Posing and masquerading
It is easier to use online communication to pretend to be someone that you are not. Society has for centuries needed to deal with the problem of people pretending to be physicians, priests, policemen, or unmarried men. But it has required considerable skill as an actor to succeed at such deception. It seems to be more common for people on the internet to pose as something that they are not. Even law enforcement authorities do it. Newspapers carry stories of policemen pretending to be teenage girls, hoping to apprehend for prosecution people pretending to be virtuous teenage boys; the search of any large news archive will yield stories of arrests of adults propositioning someone they thought to be a minor. There is room for moral authorities to take an educated stand on these complex and largely undocumented issues.
A less-harmful version of masquerading is presenting an idealized version of yourself in online communication. Is there an ethical issue in representing yourself as younger, older, more attractive, more wealthy, or somehow more desirable? There is clearly a line, but where is it? If you are a convicted murderer, you will probably conceal that in online communication. What about minor crimes? Other traits that society cares about? People do this frequently in everyday life. One would not disclose parking offences at a job interview, unless perhaps the job involved driving.
Stalking and snooping
Stalking is the obsession with the whereabouts and activities of another. The internet enables new forms of stalking, which might or might not be dangerous to the object of this interest. It is probably not a violation of any law of any country for an ex-husband to masquerade as a lonely middle-aged woman and try to befriend his ex-wife online, but many people consider such behaviour unethical.
There is an increasing number of public sources of data about individuals that might better be kept private. It is against the law to amass such data in some countries, but not in others. Should there be international discussion of the ethics of such databases?

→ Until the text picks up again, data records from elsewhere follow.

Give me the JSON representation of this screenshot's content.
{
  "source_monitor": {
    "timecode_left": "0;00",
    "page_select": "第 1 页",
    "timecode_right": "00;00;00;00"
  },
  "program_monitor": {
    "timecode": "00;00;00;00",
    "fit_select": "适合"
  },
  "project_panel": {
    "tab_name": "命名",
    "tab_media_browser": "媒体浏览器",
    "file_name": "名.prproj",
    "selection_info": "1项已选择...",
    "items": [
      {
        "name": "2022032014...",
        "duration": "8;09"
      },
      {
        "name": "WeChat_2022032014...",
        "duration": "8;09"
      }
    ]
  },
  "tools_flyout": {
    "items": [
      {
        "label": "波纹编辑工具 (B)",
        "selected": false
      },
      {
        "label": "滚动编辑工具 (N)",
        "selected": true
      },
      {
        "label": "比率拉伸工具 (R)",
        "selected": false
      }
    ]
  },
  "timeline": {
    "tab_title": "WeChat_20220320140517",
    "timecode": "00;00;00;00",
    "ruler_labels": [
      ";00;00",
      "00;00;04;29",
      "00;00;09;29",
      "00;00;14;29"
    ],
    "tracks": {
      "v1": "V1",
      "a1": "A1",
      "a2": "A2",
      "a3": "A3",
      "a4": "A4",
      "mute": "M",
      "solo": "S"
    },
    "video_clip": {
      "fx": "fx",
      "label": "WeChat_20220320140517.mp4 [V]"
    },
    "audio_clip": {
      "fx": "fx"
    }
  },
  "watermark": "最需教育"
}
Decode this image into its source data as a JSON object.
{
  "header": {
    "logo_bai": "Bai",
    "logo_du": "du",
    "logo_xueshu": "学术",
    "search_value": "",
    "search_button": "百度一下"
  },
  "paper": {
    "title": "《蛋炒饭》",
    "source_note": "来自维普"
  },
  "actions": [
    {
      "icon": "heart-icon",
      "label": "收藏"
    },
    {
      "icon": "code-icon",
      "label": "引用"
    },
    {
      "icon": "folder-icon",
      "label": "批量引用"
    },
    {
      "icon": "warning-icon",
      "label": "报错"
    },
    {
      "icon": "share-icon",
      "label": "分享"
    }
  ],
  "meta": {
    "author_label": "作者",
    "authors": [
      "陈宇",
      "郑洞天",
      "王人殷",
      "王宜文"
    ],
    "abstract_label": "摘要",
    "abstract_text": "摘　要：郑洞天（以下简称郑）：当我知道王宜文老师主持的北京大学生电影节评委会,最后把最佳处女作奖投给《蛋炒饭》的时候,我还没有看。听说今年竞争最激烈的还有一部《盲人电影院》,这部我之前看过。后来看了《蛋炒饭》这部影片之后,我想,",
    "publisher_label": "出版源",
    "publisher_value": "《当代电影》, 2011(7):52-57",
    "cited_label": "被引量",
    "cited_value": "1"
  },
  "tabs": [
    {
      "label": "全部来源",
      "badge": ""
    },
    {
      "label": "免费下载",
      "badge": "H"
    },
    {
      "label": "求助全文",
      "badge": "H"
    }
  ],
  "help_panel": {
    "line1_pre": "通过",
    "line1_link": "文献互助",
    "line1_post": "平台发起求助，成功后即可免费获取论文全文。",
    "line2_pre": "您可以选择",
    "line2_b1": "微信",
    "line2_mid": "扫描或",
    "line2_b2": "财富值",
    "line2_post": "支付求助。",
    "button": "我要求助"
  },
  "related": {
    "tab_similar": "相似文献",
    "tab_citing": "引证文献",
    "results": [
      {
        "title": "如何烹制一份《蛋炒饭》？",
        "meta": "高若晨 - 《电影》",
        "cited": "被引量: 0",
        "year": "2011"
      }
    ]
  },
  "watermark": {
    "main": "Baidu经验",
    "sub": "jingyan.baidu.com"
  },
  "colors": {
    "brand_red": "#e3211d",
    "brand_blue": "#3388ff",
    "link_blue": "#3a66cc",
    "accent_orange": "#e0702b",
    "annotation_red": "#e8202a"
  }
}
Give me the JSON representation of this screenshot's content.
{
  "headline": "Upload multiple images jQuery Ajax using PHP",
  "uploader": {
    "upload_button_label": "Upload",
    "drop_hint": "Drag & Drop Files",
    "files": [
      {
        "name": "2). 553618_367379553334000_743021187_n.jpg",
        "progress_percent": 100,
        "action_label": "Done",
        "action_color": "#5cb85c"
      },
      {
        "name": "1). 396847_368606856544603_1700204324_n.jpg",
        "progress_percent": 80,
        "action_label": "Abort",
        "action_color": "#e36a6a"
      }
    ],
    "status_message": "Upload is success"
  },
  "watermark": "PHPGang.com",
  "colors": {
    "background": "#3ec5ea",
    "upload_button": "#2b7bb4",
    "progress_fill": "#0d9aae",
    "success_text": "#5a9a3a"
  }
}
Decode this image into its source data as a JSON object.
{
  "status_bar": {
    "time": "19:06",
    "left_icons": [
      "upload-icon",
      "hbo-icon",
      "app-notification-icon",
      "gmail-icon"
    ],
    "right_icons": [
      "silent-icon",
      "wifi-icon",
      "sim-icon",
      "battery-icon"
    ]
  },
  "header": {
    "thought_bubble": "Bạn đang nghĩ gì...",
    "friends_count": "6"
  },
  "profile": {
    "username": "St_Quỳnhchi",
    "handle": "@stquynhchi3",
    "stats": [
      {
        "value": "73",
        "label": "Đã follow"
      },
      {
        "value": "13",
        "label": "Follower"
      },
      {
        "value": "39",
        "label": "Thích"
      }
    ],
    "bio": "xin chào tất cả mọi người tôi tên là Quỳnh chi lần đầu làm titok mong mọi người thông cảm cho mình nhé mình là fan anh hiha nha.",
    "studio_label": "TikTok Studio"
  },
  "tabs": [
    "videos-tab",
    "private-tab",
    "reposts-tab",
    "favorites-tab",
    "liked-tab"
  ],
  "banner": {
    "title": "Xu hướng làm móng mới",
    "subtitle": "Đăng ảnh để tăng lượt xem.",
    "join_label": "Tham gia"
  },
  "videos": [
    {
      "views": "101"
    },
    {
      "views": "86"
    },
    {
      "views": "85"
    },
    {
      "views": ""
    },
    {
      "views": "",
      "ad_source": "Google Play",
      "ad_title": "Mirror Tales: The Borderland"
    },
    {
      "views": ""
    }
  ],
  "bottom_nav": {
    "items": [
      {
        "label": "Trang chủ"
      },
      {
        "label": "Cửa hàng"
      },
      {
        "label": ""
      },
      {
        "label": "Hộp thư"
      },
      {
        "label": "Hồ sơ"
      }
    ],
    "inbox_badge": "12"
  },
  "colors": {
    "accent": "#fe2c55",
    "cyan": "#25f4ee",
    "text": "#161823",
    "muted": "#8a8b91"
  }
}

Is it ethical for a citizen of a country in which the law protects privacy to use a paid service in another country to find out information about his neighbours?
Online gambling is illegal in some countries. But there are online casinos in countries where it is legal, and they all take credit cards. Is it ethical to take advantage of the global nature of the internet to circumvent national laws? It is certainly easy. Another example, perhaps closer to home, is copyright law. Within the United Kingdom, the current text of the Book of Common Prayer and the Authorized Version of the Bible are the property of the Crown in perpetuity, and rights to it are exercised by the Crown Printer. But nothing prevents someone in, say, the United States from putting that material on a freely-available web server.
Because of the ease of posing, the ease of forming communities, and the difficulty in determining authenticity, it's easy to use the internet to monger hate and to spread lies. There is no point giving free publicity to any hatemonger's web site by mentioning it specifically, but the ease of making such a site and its global reach is problematic. If a country has laws about such sites, but the physical facilities providing the information are in another country, it is not at all obvious what to do. Some totalitarian countries have built a firewall around their country's access to global information, allowing nothing in or out without the permission of the government. That approach, while it might solve the hatemongering problem, certainly creates others.
For many years, some governments have held that it is important that they be able to intercept and read any correspondence by or to their citizens. One large European country bans encryption technology entirely. The United States treats encryption technology as a weapon, and controls the export of high-quality encryption software in the same way that it controls the export of most military weapons.
Because the mechanisms of the internet are decentralized, and because encryption can be done entirely in software, it is difficult to regulate the ability of the public to use military-grade encryption technology. The mathematics of encryption are widely known. The ethical issues in the use of encryption in everyday life are not well understood.
It is easy to find academic papers on the internet. Students from preteens to doctoral candidates place their written work online, for a wide variety of reasons. Does this form an attractive nuisance? Almost every educational institution has rules against plagiarism, but these days it is almost impossible for a teacher to track down the source of plagiarized material. Is it unethical to place such material online? To index it?
Search and index
There are hundreds of search engines, topic indexes, and directory services whose purpose is to help people find online whatever they are looking for. Should the operator of a search engine be held responsible for that engine's discovery of unethical material? Is the operator of an index computer that indexes 300 million pages responsible for searching them to remove child pornography, hatemongering, mail order weapons companies, or vendors of illegal drugs? If they are, then who pays for it? If they are not, then who is responsible if a child in Peru uses a search engine in Aruba to locate a gun for sale in Texas, buys it, and commits a crime?